◆ **DATA TO EXAMINE**
*-*-*

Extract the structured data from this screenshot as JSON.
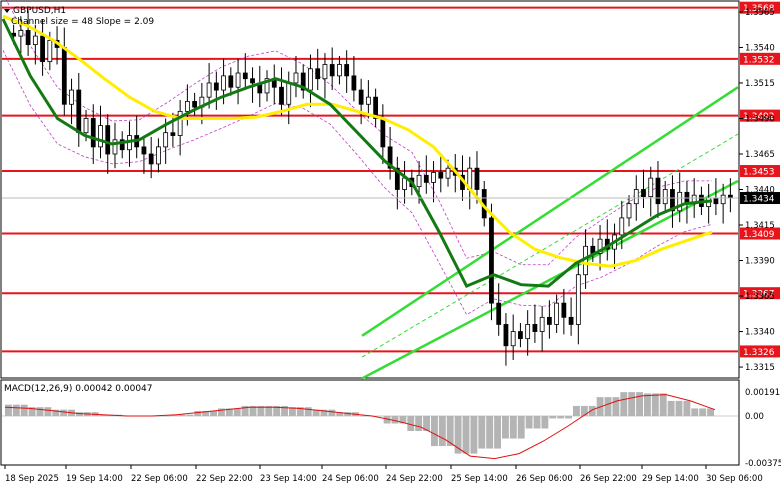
{
  "window": {
    "title": "GBPUSD,H1",
    "subtitle": "Channel size = 48 Slope = 2.09"
  },
  "chart_data": [
    {
      "type": "candlestick",
      "symbol": "GBPUSD",
      "timeframe": "H1",
      "ylim": [
        1.3308,
        1.3572
      ],
      "y_ticks": [
        1.3315,
        1.334,
        1.3365,
        1.339,
        1.3415,
        1.344,
        1.3465,
        1.349,
        1.3515,
        1.354,
        1.3565
      ],
      "y_tick_labels": [
        "1.3315",
        "1.3340",
        "1.3365",
        "1.3390",
        "1.3415",
        "1.3440",
        "1.3465",
        "1.3490",
        "1.3515",
        "1.3540",
        "1.3565"
      ],
      "x_tick_labels": [
        "18 Sep 2025",
        "19 Sep 14:00",
        "22 Sep 06:00",
        "22 Sep 22:00",
        "23 Sep 14:00",
        "24 Sep 06:00",
        "24 Sep 22:00",
        "25 Sep 14:00",
        "26 Sep 06:00",
        "26 Sep 22:00",
        "29 Sep 14:00",
        "30 Sep 06:00"
      ],
      "current_price": "1.3434",
      "horizontal_levels": [
        {
          "value": 1.3568,
          "label": "1.3568"
        },
        {
          "value": 1.3532,
          "label": "1.3532"
        },
        {
          "value": 1.3492,
          "label": "1.3492"
        },
        {
          "value": 1.3453,
          "label": "1.3453"
        },
        {
          "value": 1.3409,
          "label": "1.3409"
        },
        {
          "value": 1.3367,
          "label": "1.3367"
        },
        {
          "value": 1.3326,
          "label": "1.3326"
        }
      ],
      "colors": {
        "level_line": "#e8141c",
        "bull_candle": "#ffffff",
        "bear_candle": "#000000",
        "slow_ma": "#ffee00",
        "fast_ma": "#137a13",
        "channel": "#33dd33",
        "envelope": "#c040c0"
      },
      "channel": {
        "upper": [
          [
            1.3337,
            1.3512
          ]
        ],
        "lower": [
          [
            1.3307,
            1.3446
          ]
        ],
        "middle": [
          [
            1.3322,
            1.3479
          ]
        ]
      },
      "candles": [
        [
          1.355,
          1.3548
        ],
        [
          1.3548,
          1.3552
        ],
        [
          1.3552,
          1.3542
        ],
        [
          1.3542,
          1.3548
        ],
        [
          1.3548,
          1.353
        ],
        [
          1.353,
          1.3545
        ],
        [
          1.3545,
          1.354
        ],
        [
          1.354,
          1.35
        ],
        [
          1.35,
          1.351
        ],
        [
          1.351,
          1.348
        ],
        [
          1.348,
          1.349
        ],
        [
          1.349,
          1.347
        ],
        [
          1.347,
          1.3485
        ],
        [
          1.3485,
          1.3465
        ],
        [
          1.3465,
          1.3475
        ],
        [
          1.3475,
          1.3468
        ],
        [
          1.3468,
          1.3478
        ],
        [
          1.3478,
          1.347
        ],
        [
          1.347,
          1.3465
        ],
        [
          1.3465,
          1.3458
        ],
        [
          1.3458,
          1.347
        ],
        [
          1.347,
          1.348
        ],
        [
          1.348,
          1.3478
        ],
        [
          1.3478,
          1.3495
        ],
        [
          1.3495,
          1.3502
        ],
        [
          1.3502,
          1.3498
        ],
        [
          1.3498,
          1.3505
        ],
        [
          1.3505,
          1.3515
        ],
        [
          1.3515,
          1.351
        ],
        [
          1.351,
          1.352
        ],
        [
          1.352,
          1.3512
        ],
        [
          1.3512,
          1.3522
        ],
        [
          1.3522,
          1.3518
        ],
        [
          1.3518,
          1.3515
        ],
        [
          1.3515,
          1.3508
        ],
        [
          1.3508,
          1.3518
        ],
        [
          1.3518,
          1.3512
        ],
        [
          1.3512,
          1.35
        ],
        [
          1.35,
          1.3515
        ],
        [
          1.3515,
          1.3522
        ],
        [
          1.3522,
          1.351
        ],
        [
          1.351,
          1.3525
        ],
        [
          1.3525,
          1.3518
        ],
        [
          1.3518,
          1.3528
        ],
        [
          1.3528,
          1.352
        ],
        [
          1.352,
          1.3528
        ],
        [
          1.3528,
          1.352
        ],
        [
          1.352,
          1.351
        ],
        [
          1.351,
          1.35
        ],
        [
          1.35,
          1.3505
        ],
        [
          1.3505,
          1.349
        ],
        [
          1.349,
          1.347
        ],
        [
          1.347,
          1.3455
        ],
        [
          1.3455,
          1.344
        ],
        [
          1.344,
          1.3448
        ],
        [
          1.3448,
          1.3442
        ],
        [
          1.3442,
          1.345
        ],
        [
          1.345,
          1.3445
        ],
        [
          1.3445,
          1.3452
        ],
        [
          1.3452,
          1.3448
        ],
        [
          1.3448,
          1.3455
        ],
        [
          1.3455,
          1.345
        ],
        [
          1.345,
          1.344
        ],
        [
          1.344,
          1.3455
        ],
        [
          1.3455,
          1.344
        ],
        [
          1.344,
          1.342
        ],
        [
          1.342,
          1.336
        ],
        [
          1.336,
          1.3345
        ],
        [
          1.3345,
          1.333
        ],
        [
          1.333,
          1.334
        ],
        [
          1.334,
          1.3335
        ],
        [
          1.3335,
          1.3345
        ],
        [
          1.3345,
          1.334
        ],
        [
          1.334,
          1.335
        ],
        [
          1.335,
          1.3345
        ],
        [
          1.3345,
          1.336
        ],
        [
          1.336,
          1.335
        ],
        [
          1.335,
          1.3345
        ],
        [
          1.3345,
          1.338
        ],
        [
          1.338,
          1.34
        ],
        [
          1.34,
          1.3395
        ],
        [
          1.3395,
          1.3405
        ],
        [
          1.3405,
          1.3398
        ],
        [
          1.3398,
          1.3408
        ],
        [
          1.3408,
          1.342
        ],
        [
          1.342,
          1.343
        ],
        [
          1.343,
          1.344
        ],
        [
          1.344,
          1.3435
        ],
        [
          1.3435,
          1.3448
        ],
        [
          1.3448,
          1.343
        ],
        [
          1.343,
          1.344
        ],
        [
          1.344,
          1.3425
        ],
        [
          1.3425,
          1.3438
        ],
        [
          1.3438,
          1.343
        ],
        [
          1.343,
          1.3436
        ],
        [
          1.3436,
          1.3428
        ],
        [
          1.3428,
          1.3434
        ],
        [
          1.3434,
          1.343
        ],
        [
          1.343,
          1.3436
        ],
        [
          1.3436,
          1.3434
        ]
      ],
      "slow_ma": [
        1.3562,
        1.3555,
        1.3545,
        1.3532,
        1.3518,
        1.3505,
        1.3495,
        1.349,
        1.349,
        1.349,
        1.3491,
        1.3495,
        1.35,
        1.35,
        1.3495,
        1.349,
        1.3482,
        1.347,
        1.345,
        1.3428,
        1.341,
        1.3398,
        1.3392,
        1.3388,
        1.3386,
        1.339,
        1.3398,
        1.3404,
        1.341
      ],
      "fast_ma": [
        1.356,
        1.352,
        1.349,
        1.3478,
        1.3472,
        1.3475,
        1.3486,
        1.3496,
        1.3505,
        1.3512,
        1.3518,
        1.3512,
        1.35,
        1.348,
        1.346,
        1.3445,
        1.341,
        1.3372,
        1.338,
        1.3373,
        1.3372,
        1.3388,
        1.3398,
        1.341,
        1.3422,
        1.343,
        1.3432
      ]
    },
    {
      "type": "bar",
      "title": "MACD(12,26,9) 0.00042 0.00047",
      "ylim": [
        -0.00375,
        0.00191
      ],
      "y_tick_labels": [
        "0.00191",
        "0.00",
        "-0.00375"
      ],
      "series": [
        {
          "name": "MACD",
          "type": "bar",
          "values": [
            0.0009,
            0.0007,
            0.0005,
            0.0003,
            0.0001,
            0.0,
            0.0,
            0.0001,
            0.0004,
            0.0006,
            0.0008,
            0.0008,
            0.0007,
            0.0005,
            0.0003,
            0.0,
            -0.0006,
            -0.0012,
            -0.0024,
            -0.003,
            -0.0026,
            -0.0018,
            -0.001,
            -0.0002,
            0.0008,
            0.0015,
            0.0019,
            0.0018,
            0.0012,
            0.0006
          ]
        },
        {
          "name": "Signal",
          "type": "line",
          "values": [
            0.0007,
            0.0006,
            0.0004,
            0.0002,
            0.0001,
            0.0,
            0.0,
            0.0001,
            0.0003,
            0.0005,
            0.0007,
            0.0007,
            0.0006,
            0.0004,
            0.0002,
            0.0,
            -0.0004,
            -0.0009,
            -0.0019,
            -0.0032,
            -0.0034,
            -0.003,
            -0.002,
            -0.0008,
            0.0005,
            0.0012,
            0.0016,
            0.0017,
            0.0012,
            0.0005
          ]
        }
      ]
    }
  ]
}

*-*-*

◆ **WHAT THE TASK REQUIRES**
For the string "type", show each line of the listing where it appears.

◆ **ANSWER FOR THE TASK**
      "type": "candlestick",
      "type": "bar",
          "type": "bar",
          "type": "line",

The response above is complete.